TASK » Reading the records beneath this task, work out how many lines contain the word "long" and reply with only that number.

[Dataset rows describing interfaces]
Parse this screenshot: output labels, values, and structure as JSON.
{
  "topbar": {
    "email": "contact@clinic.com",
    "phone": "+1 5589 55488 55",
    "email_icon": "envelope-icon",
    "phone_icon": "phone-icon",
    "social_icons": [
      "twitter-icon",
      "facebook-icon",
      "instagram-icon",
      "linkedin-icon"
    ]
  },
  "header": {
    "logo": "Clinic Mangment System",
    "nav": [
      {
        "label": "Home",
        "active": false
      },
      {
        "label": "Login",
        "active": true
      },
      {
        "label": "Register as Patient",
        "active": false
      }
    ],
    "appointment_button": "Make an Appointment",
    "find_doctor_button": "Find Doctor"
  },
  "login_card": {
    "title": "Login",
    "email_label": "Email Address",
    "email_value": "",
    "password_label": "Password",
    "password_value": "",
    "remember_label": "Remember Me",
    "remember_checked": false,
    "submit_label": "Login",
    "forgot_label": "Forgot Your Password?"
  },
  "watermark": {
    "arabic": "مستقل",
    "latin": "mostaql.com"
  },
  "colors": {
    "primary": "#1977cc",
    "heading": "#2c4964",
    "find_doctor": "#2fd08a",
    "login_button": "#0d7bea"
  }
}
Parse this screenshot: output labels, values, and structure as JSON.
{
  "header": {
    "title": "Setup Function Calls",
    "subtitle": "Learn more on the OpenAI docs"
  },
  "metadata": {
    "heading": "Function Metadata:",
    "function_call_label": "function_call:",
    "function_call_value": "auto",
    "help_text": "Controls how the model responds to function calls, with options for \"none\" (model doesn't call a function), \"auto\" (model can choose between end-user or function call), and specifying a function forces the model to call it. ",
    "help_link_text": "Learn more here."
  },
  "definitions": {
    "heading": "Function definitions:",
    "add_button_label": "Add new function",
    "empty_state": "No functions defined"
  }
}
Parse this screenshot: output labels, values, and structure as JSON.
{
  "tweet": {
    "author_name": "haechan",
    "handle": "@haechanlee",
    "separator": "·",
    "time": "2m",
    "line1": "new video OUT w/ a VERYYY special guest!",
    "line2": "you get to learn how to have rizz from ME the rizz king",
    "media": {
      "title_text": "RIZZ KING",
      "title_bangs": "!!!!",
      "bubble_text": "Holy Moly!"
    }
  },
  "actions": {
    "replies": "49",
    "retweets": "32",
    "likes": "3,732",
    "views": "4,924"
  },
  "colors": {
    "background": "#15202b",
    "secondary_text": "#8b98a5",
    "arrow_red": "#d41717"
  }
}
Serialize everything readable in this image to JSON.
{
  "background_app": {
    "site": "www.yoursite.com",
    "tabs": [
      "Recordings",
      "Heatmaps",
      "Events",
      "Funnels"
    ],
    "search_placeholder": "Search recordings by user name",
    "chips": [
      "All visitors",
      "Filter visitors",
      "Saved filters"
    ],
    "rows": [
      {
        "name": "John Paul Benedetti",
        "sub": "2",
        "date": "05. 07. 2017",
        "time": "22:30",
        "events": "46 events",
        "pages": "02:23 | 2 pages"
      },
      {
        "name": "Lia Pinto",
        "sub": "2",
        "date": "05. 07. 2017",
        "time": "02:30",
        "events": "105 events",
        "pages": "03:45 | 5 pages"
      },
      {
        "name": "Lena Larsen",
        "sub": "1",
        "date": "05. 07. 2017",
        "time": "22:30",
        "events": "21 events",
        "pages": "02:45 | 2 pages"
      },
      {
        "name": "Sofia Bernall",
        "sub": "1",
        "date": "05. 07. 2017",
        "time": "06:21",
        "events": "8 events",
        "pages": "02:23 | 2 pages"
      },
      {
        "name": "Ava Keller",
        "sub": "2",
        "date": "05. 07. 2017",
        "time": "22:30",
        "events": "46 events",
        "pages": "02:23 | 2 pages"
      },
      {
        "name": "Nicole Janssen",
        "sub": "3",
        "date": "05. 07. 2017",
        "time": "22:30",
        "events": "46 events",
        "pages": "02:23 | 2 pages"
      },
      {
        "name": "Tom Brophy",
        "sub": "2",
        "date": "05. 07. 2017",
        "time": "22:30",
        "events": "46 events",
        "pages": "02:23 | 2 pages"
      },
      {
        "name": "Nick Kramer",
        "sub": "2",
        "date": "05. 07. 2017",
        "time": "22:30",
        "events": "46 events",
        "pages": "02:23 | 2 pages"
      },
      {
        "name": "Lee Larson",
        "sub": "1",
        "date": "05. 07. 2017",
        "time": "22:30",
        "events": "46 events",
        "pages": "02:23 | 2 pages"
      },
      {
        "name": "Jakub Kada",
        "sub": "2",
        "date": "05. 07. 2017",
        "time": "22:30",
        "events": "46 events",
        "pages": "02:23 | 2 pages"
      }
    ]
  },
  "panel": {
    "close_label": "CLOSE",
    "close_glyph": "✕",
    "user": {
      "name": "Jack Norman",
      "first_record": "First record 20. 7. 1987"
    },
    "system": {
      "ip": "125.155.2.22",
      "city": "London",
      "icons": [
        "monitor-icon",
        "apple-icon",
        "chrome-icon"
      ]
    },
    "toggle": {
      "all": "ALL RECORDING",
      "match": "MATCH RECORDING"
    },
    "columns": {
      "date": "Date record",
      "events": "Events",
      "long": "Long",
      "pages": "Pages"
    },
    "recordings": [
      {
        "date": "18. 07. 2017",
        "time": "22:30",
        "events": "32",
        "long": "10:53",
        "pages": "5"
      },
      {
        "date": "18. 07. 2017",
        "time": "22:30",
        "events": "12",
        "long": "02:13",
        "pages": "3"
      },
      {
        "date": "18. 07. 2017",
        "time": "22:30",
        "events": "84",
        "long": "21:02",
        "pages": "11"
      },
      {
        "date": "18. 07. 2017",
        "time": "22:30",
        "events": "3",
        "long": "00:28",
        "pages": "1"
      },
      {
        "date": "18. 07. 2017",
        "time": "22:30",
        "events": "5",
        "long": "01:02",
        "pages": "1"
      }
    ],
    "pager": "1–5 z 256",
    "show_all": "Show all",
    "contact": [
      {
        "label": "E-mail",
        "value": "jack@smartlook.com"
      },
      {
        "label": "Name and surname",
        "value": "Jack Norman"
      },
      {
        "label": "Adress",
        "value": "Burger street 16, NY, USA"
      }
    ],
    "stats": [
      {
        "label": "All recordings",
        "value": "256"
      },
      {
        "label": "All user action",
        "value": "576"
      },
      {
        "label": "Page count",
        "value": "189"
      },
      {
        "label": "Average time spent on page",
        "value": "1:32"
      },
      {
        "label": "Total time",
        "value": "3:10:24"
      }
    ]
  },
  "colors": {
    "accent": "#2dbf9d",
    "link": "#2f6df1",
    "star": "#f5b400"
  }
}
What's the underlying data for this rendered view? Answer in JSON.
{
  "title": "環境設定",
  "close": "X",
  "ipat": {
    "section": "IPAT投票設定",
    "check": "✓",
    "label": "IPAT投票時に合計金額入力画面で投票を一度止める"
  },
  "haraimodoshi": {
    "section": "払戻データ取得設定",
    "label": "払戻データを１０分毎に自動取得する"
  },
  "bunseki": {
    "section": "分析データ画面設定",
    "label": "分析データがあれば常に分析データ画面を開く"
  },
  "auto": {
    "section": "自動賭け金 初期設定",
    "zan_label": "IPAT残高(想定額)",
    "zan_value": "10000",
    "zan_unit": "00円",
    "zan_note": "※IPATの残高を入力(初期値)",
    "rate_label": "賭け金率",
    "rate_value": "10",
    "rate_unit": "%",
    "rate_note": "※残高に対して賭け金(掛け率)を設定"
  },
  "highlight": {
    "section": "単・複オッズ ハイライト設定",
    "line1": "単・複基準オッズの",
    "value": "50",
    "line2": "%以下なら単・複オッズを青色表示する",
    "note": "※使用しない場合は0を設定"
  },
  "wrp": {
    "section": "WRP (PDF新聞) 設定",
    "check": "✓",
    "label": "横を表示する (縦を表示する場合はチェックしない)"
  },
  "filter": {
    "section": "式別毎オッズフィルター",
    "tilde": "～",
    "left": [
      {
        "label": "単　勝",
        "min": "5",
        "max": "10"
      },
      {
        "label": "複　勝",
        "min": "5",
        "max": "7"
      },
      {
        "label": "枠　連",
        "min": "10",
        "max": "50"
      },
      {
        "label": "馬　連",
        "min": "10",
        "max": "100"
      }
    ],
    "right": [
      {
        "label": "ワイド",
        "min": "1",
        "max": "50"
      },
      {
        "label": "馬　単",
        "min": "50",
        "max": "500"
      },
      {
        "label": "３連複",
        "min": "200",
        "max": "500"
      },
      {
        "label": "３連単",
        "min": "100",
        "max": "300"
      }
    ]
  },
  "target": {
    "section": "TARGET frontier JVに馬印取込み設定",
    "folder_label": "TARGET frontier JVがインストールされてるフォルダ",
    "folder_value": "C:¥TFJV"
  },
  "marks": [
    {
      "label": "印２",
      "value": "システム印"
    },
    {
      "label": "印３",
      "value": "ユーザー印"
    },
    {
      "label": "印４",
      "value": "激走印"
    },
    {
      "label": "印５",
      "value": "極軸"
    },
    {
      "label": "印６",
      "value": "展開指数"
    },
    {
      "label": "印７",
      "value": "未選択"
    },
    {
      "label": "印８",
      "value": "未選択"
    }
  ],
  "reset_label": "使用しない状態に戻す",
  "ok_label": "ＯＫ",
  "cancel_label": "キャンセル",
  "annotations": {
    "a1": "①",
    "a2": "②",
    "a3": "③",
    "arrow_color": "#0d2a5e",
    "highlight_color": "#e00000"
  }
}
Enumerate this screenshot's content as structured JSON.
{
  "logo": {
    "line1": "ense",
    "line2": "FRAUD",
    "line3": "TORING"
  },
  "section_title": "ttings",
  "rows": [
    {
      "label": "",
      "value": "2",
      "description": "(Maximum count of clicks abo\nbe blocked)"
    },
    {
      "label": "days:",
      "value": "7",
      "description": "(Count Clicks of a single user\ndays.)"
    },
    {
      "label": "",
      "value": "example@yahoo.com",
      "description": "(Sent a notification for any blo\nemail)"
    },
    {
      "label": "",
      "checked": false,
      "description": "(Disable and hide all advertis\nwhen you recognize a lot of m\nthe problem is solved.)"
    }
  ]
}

OUTPUT BELOW » 6